A small warning , minifying the markup removes all xml comments which means that it is not possible to do conditional commenting for detecting browser. This has to be done in Javascript instead.

I will add a project containing the code for this if requested, just write a comment.

Anders Laub

Anders Laub Christoffersen

Anders has been working with Sitecore for over a decade and has in this time been the lead developer and architect on several large scale enterprise solutions all around the world. Anders has been nominated a Sitecore Technical MVP three years in a row for 2014, 2015 and 2016. Anders is now working as a Sr. Solutions Architect at Sitecore in Copenhagen.

5 thoughts on “Minify html in Sitecore

  1. You may want to update the Write method to the following:

    public override void Write(byte[] buffer, int offset, int count)
    var strBuffer = Encoding.UTF8.GetString(buffer, offset, count);
    var eof = new Regex(“”, RegexOptions.IgnoreCase);

    var html = _responseHtml.ToString();

    if (eof.IsMatch(strBuffer))
    html = MinifyHtml.Minify(html);

    var data = Encoding.UTF8.GetBytes(html);
    _sink.Write(data, 0, data.Length);

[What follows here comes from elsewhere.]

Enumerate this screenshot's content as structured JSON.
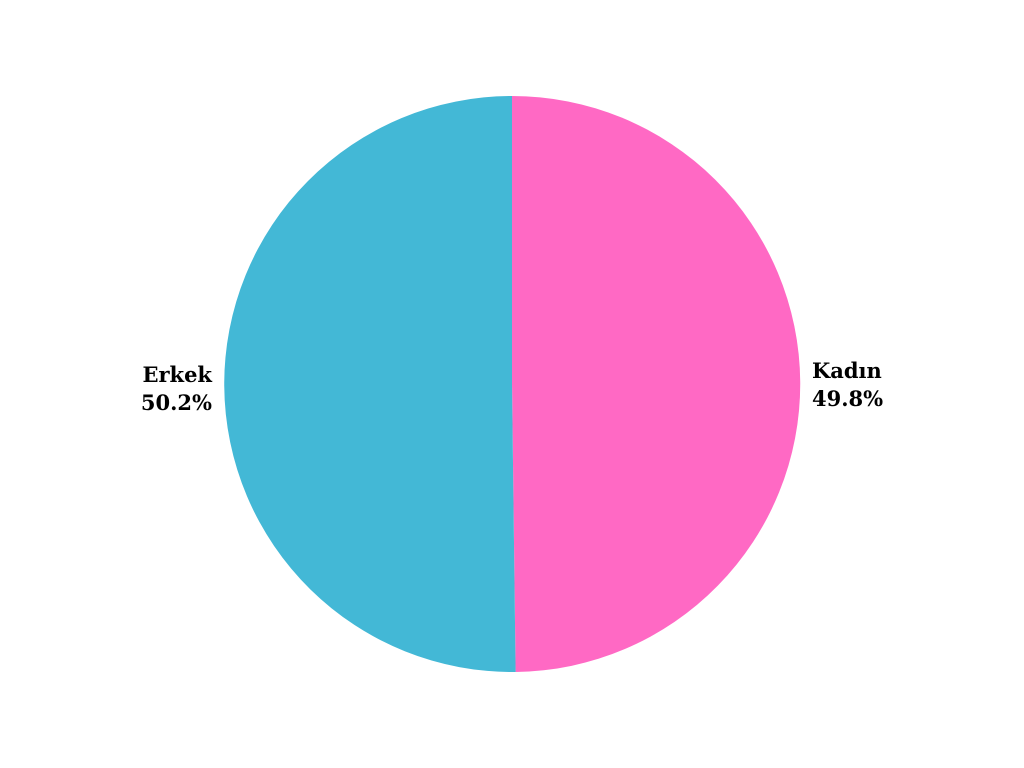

    We found that a Sitecore generated RSS feed pass the ShouldMinify test because text/html is sent as a header. It then attempts to minify the RSS XML and completely removes all content, returning a response of blank. Checking for the ending HTML tag and only minifying in that scenario ensures only full HTML pages are put through the minification process.

    • Hi John,

      Thanks for your comment and feedback.

      I already wrote in the post that if < / html > never occur then the minified stream is never flushed to the underlying response stream.

      The correct solution could also be to update the ShouldMinify check so it skips these solution specific scenarios where you do not want minification.

      A check on current context device could perhaps be sufficient for RSS depending on how the feed is implemented.

      A check on empty string as you suggest can also do the trick but then the RSS feed will be minified as well right? This should be just fine I guess.


  2. The downside with minifying the whole page is that you don’t take advantage of Sitecore output caching. Why not put the minifying code somewhere in the rendering pipelines?

    • The html cache is still running, the html is just not minified in the cache, this is done per request.

      The reason for this is that you want the full page output to be minified, not just each rendering output which is what is stored in the html cache.

      If you have a suggestion on how to hook into the rendering pipelines and achieve full page minification easily I would like to see it. I am definitely not saying it cannot be done.

Leave a Reply

Your email address will not be published. Required fields are marked *